Cutting also enhances the use of hand-eye coordination. This means that the child must be able to use his vision, process what he sees, and then be able to move his hand while he is looking at something. This can be a difficult task because it requires the brain to be working with two systems.
Cutting encourages your child to use bilateral coordination. This means that your child can use both sides of their body at the same time.
There are many little things that your child does everyday which constantly use the tiny muscles in your hand (holding a toothbrush), hand-eye coordination (using a spoon to scoop up the food ), and bilateral coordination (zipping up a coat or pants).
This is the proper developmental sequence of when children should be cutting:
2 years: snip the ends of a piece of paper
2.5 years: cut through a piece of paper
3.0-3.5 years: cut on a 1⁄2” darkened line (can not cut off of the line more than 3 times) 3.5-4.0 years: cut out a circle with darkened lines (has to stay close to the line for 3⁄4 of the circle)
4.5-5.0 years: cut out a square with darkened lines (corners should be sharp)
This activity is a great way to practice fine motor skills!
Cut up some long strips of paper
Draw different types of lines down each strip of paper
Have your child follow the lines while cutting with a kid-friendly scissors
You can leave one strip blank so he can cut the paper however he wants!

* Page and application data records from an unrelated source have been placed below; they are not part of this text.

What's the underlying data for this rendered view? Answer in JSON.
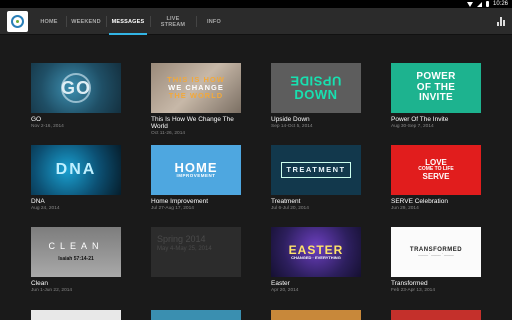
{
  "status_bar": {
    "time": "10:26"
  },
  "app": {
    "logo": "church-logo"
  },
  "tabs": [
    {
      "label": "HOME",
      "active": false
    },
    {
      "label": "WEEKEND",
      "active": false
    },
    {
      "label": "MESSAGES",
      "active": true
    },
    {
      "label_line1": "LIVE",
      "label_line2": "STREAM",
      "active": false
    },
    {
      "label": "INFO",
      "active": false
    }
  ],
  "colors": {
    "accent": "#33b5e5",
    "app_bar": "#2b2b2b",
    "background": "#1a1a1a"
  },
  "messages": [
    {
      "title": "GO",
      "date": "Nov 2-16, 2014",
      "thumb": {
        "text": "GO"
      }
    },
    {
      "title": "This Is How We Change The World",
      "date": "Oct 11-26, 2014",
      "thumb": {
        "line1": "THIS IS HOW",
        "line2": "WE CHANGE",
        "line3": "THE WORLD"
      }
    },
    {
      "title": "Upside Down",
      "date": "Sep 14-Oct 5, 2014",
      "thumb": {
        "line1": "UPSIDE",
        "line2": "DOWN"
      }
    },
    {
      "title": "Power Of The Invite",
      "date": "Aug 30-Sep 7, 2014",
      "thumb": {
        "line1": "POWER",
        "line2": "OF THE",
        "line3": "INVITE"
      }
    },
    {
      "title": "DNA",
      "date": "Aug 24, 2014",
      "thumb": {
        "text": "DNA"
      }
    },
    {
      "title": "Home Improvement",
      "date": "Jul 27-Aug 17, 2014",
      "thumb": {
        "big": "HOME",
        "small": "IMPROVEMENT"
      }
    },
    {
      "title": "Treatment",
      "date": "Jul 6-Jul 20, 2014",
      "thumb": {
        "text": "TREATMENT"
      }
    },
    {
      "title": "SERVE Celebration",
      "date": "Jun 29, 2014",
      "thumb": {
        "line1": "LOVE",
        "line2": "COME TO LIFE",
        "line3": "SERVE"
      }
    },
    {
      "title": "Clean",
      "date": "Jun 1-Jun 22, 2014",
      "thumb": {
        "big": "CLEAN",
        "small": "Isaiah 57:14-21"
      }
    },
    {
      "title": "",
      "date": "",
      "thumb": {
        "big": "Spring 2014",
        "small": "May 4-May 25, 2014"
      }
    },
    {
      "title": "Easter",
      "date": "Apr 20, 2014",
      "thumb": {
        "big": "EASTER",
        "small": "CHANGED · EVERYTHING"
      }
    },
    {
      "title": "Transformed",
      "date": "Feb 23-Apr 13, 2014",
      "thumb": {
        "big": "TRANSFORMED",
        "small": "_____ · _____ · _____"
      }
    }
  ]
}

Disclaimer: This presents an overview of child development. It is important to keep in mind that the time frames presented are averages and some children may achieve various developmental milestones earlier or later than the average but still be within the normal range of development. This information is presented to help parents understand, at a high level, what to expect from their child. Any questions/concerns you may have about your child’s development should be shared with your doctor.